**Problem statement**
Go through the records below and show every line with the string "action".
START Source data
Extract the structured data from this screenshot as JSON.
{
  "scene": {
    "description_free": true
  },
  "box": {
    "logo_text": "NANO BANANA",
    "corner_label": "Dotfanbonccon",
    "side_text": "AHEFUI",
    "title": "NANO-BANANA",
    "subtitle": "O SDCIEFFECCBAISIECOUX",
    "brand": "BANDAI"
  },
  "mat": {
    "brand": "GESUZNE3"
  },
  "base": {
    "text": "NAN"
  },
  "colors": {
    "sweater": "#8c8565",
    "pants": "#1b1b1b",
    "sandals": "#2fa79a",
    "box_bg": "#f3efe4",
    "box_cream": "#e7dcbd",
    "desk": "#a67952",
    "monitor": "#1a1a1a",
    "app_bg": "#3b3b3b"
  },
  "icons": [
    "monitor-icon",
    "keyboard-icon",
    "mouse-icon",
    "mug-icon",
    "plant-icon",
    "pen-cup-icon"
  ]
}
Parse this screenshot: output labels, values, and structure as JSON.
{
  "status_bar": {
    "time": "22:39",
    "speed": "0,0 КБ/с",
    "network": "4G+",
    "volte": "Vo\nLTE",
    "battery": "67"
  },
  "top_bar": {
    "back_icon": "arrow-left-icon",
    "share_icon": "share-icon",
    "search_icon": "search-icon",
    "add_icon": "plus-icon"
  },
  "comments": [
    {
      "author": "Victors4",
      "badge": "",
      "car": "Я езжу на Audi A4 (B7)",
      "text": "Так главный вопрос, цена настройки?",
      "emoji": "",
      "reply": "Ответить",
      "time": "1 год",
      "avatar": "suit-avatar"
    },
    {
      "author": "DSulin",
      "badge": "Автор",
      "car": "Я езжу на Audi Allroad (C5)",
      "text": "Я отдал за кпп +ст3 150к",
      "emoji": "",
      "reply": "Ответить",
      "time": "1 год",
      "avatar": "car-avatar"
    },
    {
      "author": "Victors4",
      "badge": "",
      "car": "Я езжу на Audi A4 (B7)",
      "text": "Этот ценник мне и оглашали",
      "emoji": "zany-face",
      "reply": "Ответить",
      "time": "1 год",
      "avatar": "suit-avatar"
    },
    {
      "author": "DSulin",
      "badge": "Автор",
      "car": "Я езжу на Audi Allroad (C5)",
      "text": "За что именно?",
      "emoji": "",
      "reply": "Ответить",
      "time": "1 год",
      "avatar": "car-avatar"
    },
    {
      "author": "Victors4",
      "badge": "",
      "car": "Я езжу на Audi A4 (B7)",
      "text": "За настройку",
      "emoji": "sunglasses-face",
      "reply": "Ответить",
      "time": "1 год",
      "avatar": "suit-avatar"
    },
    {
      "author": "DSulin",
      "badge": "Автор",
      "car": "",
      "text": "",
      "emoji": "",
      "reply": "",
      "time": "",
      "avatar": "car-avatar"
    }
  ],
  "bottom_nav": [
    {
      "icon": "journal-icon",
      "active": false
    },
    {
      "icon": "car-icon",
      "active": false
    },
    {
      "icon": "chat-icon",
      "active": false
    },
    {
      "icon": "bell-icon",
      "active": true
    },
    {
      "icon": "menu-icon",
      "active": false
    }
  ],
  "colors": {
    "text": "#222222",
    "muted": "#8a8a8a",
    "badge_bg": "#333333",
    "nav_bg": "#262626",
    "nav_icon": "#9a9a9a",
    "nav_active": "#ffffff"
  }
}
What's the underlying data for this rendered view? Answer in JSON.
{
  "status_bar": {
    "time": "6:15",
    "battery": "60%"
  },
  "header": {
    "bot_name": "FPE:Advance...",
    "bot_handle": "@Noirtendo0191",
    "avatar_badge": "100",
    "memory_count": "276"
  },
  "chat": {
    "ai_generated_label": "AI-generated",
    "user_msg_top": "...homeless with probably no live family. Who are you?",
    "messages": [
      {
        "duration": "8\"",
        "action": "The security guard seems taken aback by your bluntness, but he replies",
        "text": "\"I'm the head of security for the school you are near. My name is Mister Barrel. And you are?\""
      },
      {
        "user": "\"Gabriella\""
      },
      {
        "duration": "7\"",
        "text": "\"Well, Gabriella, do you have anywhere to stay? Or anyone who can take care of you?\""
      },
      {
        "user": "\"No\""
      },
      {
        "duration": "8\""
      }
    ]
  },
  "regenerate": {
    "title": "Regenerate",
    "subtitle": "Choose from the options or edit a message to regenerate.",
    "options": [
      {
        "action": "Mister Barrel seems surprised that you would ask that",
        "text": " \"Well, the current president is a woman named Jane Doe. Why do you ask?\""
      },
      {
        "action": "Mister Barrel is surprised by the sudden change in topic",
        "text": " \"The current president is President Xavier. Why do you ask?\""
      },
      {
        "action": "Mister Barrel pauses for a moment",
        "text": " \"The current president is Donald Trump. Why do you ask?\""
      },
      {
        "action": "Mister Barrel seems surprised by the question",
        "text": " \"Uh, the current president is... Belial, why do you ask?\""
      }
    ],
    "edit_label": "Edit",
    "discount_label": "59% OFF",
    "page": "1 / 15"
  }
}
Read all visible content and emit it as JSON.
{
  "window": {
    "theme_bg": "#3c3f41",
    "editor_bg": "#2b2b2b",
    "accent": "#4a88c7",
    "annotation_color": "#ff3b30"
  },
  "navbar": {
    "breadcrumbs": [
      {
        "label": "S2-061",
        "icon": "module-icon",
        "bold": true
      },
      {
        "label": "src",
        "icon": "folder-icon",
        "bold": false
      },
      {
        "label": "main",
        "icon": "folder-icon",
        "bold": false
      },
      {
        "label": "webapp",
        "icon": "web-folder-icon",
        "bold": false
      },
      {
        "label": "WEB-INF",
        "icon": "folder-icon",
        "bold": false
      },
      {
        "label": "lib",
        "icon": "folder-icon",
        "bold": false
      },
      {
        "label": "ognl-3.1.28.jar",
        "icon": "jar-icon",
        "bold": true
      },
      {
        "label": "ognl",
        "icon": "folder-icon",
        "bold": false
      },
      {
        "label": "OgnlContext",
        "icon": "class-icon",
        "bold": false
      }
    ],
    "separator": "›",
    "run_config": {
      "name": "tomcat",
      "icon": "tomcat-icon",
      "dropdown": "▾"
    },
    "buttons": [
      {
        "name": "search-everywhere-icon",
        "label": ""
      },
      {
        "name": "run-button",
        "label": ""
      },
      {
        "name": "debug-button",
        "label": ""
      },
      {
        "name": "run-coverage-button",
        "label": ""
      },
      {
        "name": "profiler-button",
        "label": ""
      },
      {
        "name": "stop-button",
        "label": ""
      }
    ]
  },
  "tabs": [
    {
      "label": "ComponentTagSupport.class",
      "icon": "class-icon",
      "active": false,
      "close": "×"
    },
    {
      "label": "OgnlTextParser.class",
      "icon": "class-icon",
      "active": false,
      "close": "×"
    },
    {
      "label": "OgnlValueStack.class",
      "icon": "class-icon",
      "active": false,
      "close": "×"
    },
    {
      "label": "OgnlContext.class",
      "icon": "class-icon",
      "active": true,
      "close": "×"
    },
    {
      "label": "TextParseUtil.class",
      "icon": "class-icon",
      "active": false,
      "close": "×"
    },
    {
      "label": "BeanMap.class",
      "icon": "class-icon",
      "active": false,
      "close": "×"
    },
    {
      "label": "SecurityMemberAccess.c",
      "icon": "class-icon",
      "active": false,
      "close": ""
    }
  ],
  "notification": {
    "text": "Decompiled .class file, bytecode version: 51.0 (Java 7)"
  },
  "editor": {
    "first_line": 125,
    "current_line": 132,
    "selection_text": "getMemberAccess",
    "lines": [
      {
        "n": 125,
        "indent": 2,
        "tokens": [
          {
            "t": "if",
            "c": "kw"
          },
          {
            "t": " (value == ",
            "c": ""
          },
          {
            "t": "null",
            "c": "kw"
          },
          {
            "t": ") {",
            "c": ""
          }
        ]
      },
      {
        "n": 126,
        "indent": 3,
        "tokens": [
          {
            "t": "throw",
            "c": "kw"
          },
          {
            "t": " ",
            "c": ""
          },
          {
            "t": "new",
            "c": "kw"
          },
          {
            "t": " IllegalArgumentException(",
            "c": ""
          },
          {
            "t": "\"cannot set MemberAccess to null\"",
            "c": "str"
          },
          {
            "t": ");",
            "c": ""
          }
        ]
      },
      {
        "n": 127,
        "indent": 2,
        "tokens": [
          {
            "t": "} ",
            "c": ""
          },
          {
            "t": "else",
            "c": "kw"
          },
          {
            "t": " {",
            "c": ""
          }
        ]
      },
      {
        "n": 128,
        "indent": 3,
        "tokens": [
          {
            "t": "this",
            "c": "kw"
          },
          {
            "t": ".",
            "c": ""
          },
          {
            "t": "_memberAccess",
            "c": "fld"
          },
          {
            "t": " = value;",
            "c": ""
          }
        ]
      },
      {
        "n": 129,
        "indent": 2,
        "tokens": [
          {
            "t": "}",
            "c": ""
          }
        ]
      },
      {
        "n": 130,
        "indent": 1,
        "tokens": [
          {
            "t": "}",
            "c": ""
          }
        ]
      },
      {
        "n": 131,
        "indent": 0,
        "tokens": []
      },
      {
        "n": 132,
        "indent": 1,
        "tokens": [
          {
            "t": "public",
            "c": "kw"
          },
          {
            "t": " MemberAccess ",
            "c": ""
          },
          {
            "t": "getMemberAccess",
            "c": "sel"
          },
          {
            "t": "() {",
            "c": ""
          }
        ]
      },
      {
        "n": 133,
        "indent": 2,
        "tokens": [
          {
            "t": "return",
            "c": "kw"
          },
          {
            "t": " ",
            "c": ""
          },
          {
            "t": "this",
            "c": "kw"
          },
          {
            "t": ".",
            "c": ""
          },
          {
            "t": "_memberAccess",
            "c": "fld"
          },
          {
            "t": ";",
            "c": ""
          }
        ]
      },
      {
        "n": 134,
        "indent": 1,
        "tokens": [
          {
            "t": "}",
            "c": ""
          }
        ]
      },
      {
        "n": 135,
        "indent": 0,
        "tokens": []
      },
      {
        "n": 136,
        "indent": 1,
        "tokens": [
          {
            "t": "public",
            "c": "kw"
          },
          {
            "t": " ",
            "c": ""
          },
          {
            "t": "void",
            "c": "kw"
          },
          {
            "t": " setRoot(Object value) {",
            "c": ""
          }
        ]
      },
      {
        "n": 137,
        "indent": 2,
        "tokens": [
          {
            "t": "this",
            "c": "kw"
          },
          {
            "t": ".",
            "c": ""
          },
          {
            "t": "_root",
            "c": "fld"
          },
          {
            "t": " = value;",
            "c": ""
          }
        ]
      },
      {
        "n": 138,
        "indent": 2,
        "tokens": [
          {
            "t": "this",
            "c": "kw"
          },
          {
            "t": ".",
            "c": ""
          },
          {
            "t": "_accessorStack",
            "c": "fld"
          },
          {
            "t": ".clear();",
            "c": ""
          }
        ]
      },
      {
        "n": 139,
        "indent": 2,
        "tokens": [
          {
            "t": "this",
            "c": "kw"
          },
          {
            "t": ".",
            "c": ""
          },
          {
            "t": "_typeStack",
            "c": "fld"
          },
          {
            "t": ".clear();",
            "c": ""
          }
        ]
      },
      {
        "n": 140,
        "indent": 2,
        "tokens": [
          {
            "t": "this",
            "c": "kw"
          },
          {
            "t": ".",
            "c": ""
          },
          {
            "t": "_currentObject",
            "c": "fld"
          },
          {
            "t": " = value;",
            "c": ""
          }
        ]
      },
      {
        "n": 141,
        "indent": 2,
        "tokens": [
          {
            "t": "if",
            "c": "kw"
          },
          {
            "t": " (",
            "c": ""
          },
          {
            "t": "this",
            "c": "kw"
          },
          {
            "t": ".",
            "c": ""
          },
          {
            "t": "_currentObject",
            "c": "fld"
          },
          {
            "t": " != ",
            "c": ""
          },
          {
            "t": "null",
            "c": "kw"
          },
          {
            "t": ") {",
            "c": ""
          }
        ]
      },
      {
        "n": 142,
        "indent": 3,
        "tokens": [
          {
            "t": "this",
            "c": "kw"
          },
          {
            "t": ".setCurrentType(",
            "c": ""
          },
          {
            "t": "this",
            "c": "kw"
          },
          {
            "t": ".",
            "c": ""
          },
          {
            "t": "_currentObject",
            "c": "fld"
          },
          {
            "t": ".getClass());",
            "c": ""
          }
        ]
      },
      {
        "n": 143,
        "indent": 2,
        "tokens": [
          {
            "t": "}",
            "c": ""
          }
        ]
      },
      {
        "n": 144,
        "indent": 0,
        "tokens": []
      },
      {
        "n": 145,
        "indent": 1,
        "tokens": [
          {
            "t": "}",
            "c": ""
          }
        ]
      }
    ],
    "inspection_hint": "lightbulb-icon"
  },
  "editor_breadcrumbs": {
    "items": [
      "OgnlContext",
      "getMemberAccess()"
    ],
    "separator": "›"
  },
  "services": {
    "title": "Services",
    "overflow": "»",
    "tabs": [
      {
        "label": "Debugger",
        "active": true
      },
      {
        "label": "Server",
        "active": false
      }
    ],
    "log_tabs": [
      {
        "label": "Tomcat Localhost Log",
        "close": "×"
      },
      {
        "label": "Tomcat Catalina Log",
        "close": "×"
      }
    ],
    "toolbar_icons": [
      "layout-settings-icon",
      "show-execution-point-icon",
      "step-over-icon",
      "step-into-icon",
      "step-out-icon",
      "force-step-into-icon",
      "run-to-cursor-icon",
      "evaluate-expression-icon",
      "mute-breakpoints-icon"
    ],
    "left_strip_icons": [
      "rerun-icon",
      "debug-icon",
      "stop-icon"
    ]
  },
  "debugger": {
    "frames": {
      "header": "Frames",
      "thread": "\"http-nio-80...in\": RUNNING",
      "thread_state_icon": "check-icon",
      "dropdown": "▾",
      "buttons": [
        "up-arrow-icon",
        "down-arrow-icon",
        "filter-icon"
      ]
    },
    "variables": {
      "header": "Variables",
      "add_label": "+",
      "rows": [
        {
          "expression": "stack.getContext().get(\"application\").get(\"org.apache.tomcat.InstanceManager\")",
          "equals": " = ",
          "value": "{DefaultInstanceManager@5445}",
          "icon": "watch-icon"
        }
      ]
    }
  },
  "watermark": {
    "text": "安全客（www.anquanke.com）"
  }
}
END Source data
**Response**
        "action": "The security guard seems taken aback by your bluntness, but he replies",
        "action": "Mister Barrel seems surprised that you would ask that",
        "action": "Mister Barrel is surprised by the sudden change in topic",
        "action": "Mister Barrel pauses for a moment",
        "action": "Mister Barrel seems surprised by the question",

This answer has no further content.